While frameworks provide a useful guideline, they are relatively static sources of information. To enhance their potential, consider leveraging external intelligence – information outside of your environment that you can use to start a hunt. This can include ‘after action reports’ of another environment, newly published attack methods, or recent threat research. Threat hunters need to stay on top of this news and continually ask themselves how it applies to their environment, or if existing methods could be easily altered to apply to their environment.
Consider the variables in any threat report as an opportunity to form new hypotheses to test. If a new report is issued on a vulnerability in a software suite that could allow attackers to execute arbitrary code, ask yourself how this could apply to your environment. Do you have this vulnerability internally? Could the same vulnerability be applied to a similar software suite? Could the vulnerability be used to execute other actions?
Tip 4. Manage Situational Awareness
There are also many organization-specific concerns that may not be thoroughly addressed by external sources. This is where internal intelligence comes into play. How well do you know your environment? Review all the data you have collected in past hunts or any reports that have been generated by your inside incident response team. All of these reports contain valuable information and allow you to ask, “Is there is a chance that something was missed?” Learn from the past and consider how each documented compromise may indicate weaknesses within your environment.
It’s vital to know what your environment looks like:
These are critical questions because you cannot defend something you do not know or can not see.
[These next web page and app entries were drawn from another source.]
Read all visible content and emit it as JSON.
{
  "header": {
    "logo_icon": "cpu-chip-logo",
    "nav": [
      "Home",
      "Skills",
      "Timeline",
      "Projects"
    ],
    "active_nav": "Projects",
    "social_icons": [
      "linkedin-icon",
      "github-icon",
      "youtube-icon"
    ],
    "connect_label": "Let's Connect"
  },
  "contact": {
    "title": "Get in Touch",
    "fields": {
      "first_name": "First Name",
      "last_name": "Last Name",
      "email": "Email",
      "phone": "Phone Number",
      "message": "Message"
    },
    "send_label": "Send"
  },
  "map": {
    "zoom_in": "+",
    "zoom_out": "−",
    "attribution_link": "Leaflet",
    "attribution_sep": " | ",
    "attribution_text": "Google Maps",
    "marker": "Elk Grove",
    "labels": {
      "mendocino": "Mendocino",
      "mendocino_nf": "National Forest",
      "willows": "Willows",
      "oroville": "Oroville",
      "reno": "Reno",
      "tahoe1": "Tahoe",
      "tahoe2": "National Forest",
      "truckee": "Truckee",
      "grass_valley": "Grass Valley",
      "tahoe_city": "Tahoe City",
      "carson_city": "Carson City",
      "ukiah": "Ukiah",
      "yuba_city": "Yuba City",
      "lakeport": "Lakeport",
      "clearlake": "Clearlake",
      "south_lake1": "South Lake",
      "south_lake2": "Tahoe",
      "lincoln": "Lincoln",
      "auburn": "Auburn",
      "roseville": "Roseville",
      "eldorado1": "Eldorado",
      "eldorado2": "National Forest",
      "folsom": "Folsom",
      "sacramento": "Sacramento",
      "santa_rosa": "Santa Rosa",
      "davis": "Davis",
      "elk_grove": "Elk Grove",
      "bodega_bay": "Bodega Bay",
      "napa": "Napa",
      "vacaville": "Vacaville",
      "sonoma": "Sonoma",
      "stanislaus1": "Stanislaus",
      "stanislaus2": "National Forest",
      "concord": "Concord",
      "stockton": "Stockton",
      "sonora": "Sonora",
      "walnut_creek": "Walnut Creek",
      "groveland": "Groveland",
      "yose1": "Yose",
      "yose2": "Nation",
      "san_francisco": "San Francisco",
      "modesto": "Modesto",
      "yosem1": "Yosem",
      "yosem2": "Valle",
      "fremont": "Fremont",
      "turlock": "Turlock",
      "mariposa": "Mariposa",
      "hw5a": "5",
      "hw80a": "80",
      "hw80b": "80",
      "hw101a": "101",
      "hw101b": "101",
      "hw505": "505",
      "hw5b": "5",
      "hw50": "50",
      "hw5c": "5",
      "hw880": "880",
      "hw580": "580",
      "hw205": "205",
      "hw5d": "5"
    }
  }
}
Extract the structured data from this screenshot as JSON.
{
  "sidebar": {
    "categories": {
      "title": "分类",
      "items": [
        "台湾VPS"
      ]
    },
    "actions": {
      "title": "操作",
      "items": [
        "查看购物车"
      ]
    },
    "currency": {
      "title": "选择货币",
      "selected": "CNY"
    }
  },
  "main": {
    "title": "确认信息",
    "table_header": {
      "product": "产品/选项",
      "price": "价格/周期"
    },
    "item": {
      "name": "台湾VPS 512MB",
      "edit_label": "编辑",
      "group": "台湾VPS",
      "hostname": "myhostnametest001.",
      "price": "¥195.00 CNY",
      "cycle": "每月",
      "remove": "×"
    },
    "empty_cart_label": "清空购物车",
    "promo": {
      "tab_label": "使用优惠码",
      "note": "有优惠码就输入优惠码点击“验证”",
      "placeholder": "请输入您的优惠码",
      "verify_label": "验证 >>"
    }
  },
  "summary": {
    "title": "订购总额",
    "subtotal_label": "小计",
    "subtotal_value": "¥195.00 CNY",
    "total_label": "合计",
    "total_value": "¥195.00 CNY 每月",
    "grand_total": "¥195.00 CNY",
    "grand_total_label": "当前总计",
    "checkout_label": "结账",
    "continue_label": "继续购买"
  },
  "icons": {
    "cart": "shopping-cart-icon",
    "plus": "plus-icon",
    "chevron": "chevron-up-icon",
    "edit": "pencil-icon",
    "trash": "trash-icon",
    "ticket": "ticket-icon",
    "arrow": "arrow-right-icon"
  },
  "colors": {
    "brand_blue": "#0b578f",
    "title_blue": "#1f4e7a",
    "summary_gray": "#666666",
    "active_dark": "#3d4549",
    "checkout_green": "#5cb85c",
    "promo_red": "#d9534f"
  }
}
Attackers are going to scan the entire environment and look for weak points, so threat hunters must have holistic visibility of their environment to ensure they are not at a visibility disadvantage. Threat hunters must also familiarize themselves with users and user activity. Understand normal operating hours, what websites are generally visited, or applications colleagues use on a regular basis. All of this helps to filter the data and identify anomalous activity.
Tip 5. Pivot from a Macro to Micro Focus
The last step is to narrow down the focus of the hunt. While the previous steps give threat hunters a view of the larger picture, they still need to drill down from there. This means looking at the network itself to see what’s taking place and diving deeper into what’s occurring on those endpoints.
To illustrate, in the same way a police officer may observe interstate traffic and then pull over a motorist and inspect their car, threat hunters can look for unusual traffic by testing their hypothesis at the macro level. They may be looking for traffic going to an odd location or an usual number of network connections, or at an odd time, or a network connection with mismatched protocols. These are examples of indicators that will always lead the threat hunter to the actual infected or compromised endpoint. It allows you to observe the network as a single entity and then zoom in on anything suspicious for further investigation.
For instance, maybe you see an account that’s been utilized on 13 machines when it should only be on one. Once you find those 13 compromised machines you have a smaller group of endpoints to monitor and investigate, rather than sifting through mountains of data in an attempt to find a threat. Start with a 10,000 foot view, then focus as necessary.
At the end of the day, threat hunting is about proactively testing hypotheses, discovering evidence of threats, and developing the next generation of passive detection methods. As ransomware incidents and advanced persistent threats continue to expose the stress points of traditional detection capabilities, organizations must prioritize proactive, hypothesis-driven discovery in the form of threat hunting as a way of minimizing attacker impact and further securing an environment.
This blog post was originally featured on DARKReading on March 30, 2020.